My legs feel like jelly. My flappers burn – my eyes sting. Home is hours away. I turn around and briskly swim back. On my way, I spot a plastic bag, in it lays a baby turtle. When I come closer; I notice that the turtle is hiding in its scaly, brown shell. How could anyone do this? I think to myself. Then, with my left flipper, I rip into the silky plastic and pull the baby out.
“It’s okay, little one; you can come out now.”
The baby girl looks at me and swims away. Poor child, I think to myself, and I swim off. No sea animal is adapted to live under these cruel conditions. We are all one in the water. We all need each other to survive. That is just a fact of life.
The sunset has nearly disappeared. The sea is slowly turning a cold, ashy grey. As I swim back home, I can feel my legs begin to give out. I can’t disappoint Penny, not on her birthday. Not like this. I must not let my thoughts carry me away and put me into the belly of a killer whale. I must stay alert to the danger that awaits me. My mother used to say, “Julie, my jewel, if not you, who will defend yourself when I go to be with the good Lord?” She always knew how to tickle my ticker; she always knew how to tug it hard too. And now, I miss her. I miss how things used to be.

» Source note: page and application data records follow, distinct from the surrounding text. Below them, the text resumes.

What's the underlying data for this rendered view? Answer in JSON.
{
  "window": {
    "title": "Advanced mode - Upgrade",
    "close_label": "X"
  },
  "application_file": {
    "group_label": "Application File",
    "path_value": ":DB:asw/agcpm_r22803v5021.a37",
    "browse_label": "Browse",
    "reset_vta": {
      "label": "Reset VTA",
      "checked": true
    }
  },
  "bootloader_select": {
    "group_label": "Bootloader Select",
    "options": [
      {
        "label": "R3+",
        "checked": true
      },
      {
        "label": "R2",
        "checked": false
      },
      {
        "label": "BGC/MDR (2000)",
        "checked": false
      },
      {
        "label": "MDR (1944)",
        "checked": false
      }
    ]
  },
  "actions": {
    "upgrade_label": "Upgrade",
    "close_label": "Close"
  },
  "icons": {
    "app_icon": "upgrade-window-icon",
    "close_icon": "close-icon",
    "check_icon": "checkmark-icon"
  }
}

“Julie, my Jewel, I’m always with you. Darling, trust your instinct, everything will be okay.”
“Mum, is that you? Mum, what should I do? Help me, mum!”
She does not say another word. Just like that, she’s gone. I can’t help but cry on inside. She likes to call out to me sometimes, but she leaves almost instantly. And that is always the hardest part.

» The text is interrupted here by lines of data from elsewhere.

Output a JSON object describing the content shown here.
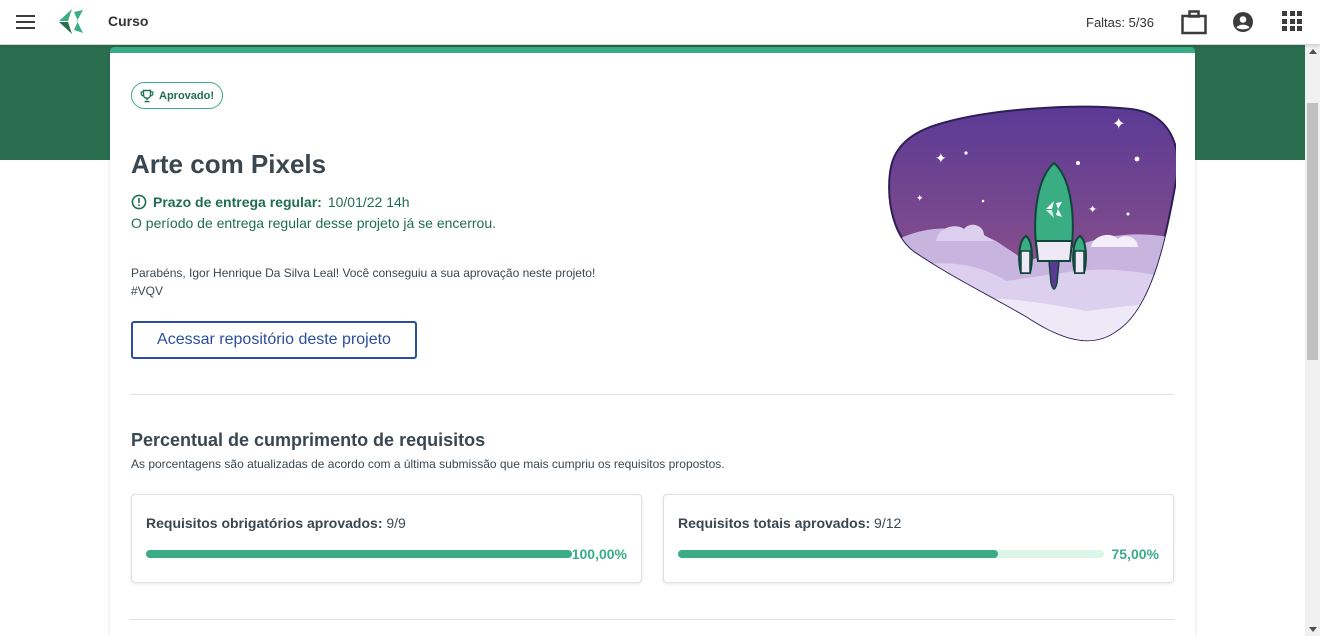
{
  "header": {
    "course_title": "Curso",
    "absences": "Faltas: 5/36",
    "icons": [
      "menu-icon",
      "logo",
      "briefcase-icon",
      "account-icon",
      "apps-grid-icon"
    ]
  },
  "project": {
    "badge": "Aprovado!",
    "title": "Arte com Pixels",
    "deadline_label": "Prazo de entrega regular:",
    "deadline_value": "10/01/22 14h",
    "deadline_message": "O período de entrega regular desse projeto já se encerrou.",
    "congrats_line1": "Parabéns, Igor Henrique Da Silva Leal! Você conseguiu a sua aprovação neste projeto!",
    "congrats_line2": "#VQV",
    "repo_button": "Acessar repositório deste projeto"
  },
  "requirements": {
    "title": "Percentual de cumprimento de requisitos",
    "subtitle": "As porcentagens são atualizadas de acordo com a última submissão que mais cumpriu os requisitos propostos.",
    "cards": [
      {
        "label": "Requisitos obrigatórios aprovados:",
        "value": "9/9",
        "percent_text": "100,00%",
        "fraction": 1.0
      },
      {
        "label": "Requisitos totais aprovados:",
        "value": "9/12",
        "percent_text": "75,00%",
        "fraction": 0.75
      }
    ]
  },
  "colors": {
    "brand_green": "#2b6e4f",
    "accent": "#3aad85",
    "link_blue": "#2b4f9e"
  }
}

The sky is darkening by the minute, but I am nearly home. I can smell the sandy beach. The sea is nearly empty. My tummy is hurting me. All of a sudden, I hear a sound. It’s Margie’s husband, Philip.
“Hello, Philip, how is it going?”

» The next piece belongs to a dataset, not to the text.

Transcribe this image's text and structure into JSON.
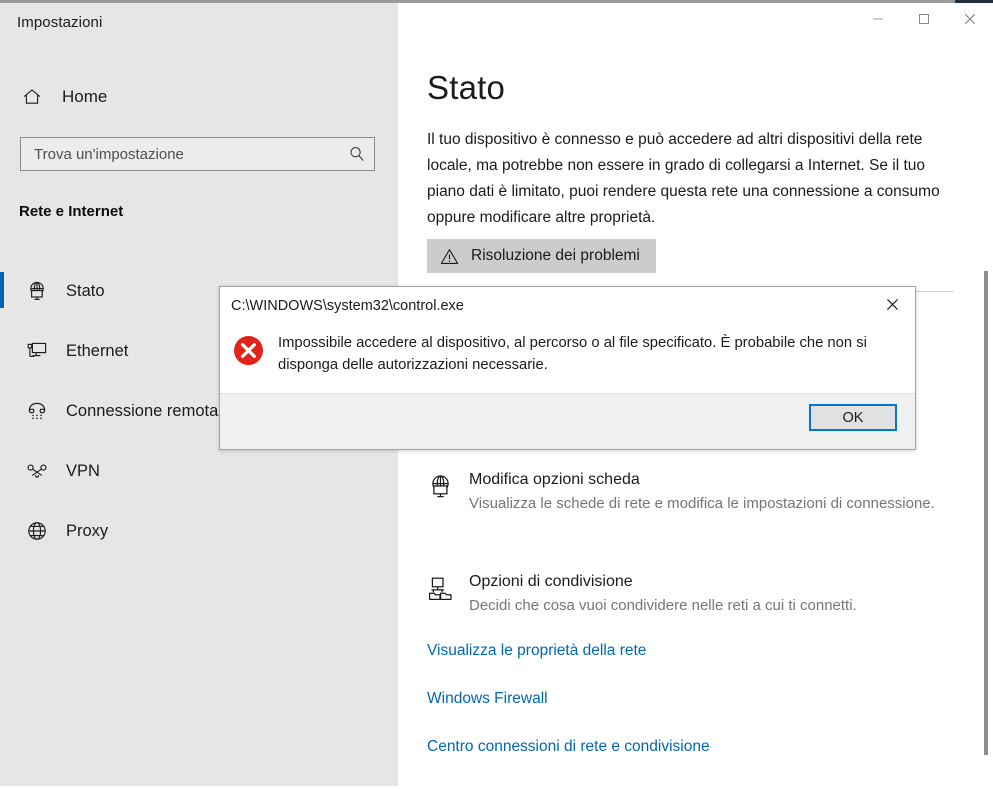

“It’s going okay. My Margie says she saw you this morning.”
“Yes, she did. I’ve been unlucky today with the fish.” I look down.
“I am sorry to hear that. Hunting hours have surely risen in the last months.”
“Yes, they have.”
“Margie told me you saved her life.”
“It was… I just warned her really, nothing big.”
“Nonsense, you saved her life! You are a true hero, Julie. Are you heading home now?”
“I know Margie would do the same for me.”
“Indeed she would. I am heading home too; would you like to join me?”
When we finally reach the shore, the silver moon shimmers. I see Margie, James and Penny all smiling at me; they flap their flippers and make a loud welcoming sound. Then, Margie looks at me with a big fish.
“I caught two fish today.” She hands me the bulkier and fatter one. “There is no way I can repay you for saving my life. This is the least I can do.” I smile, squeeze her like a bug.
“Thank you dear, the fish is more than enough.” I reply.
“Mum, Mum, I am so glad you are okay, what happened?” cries Penny.
“The sea was a little rough today. Don’t worry sweetie.”
Everyone huddles for a group hug under the moonlight. I hold Penny tight and say,
“Happy birthday, sweet little Penny.”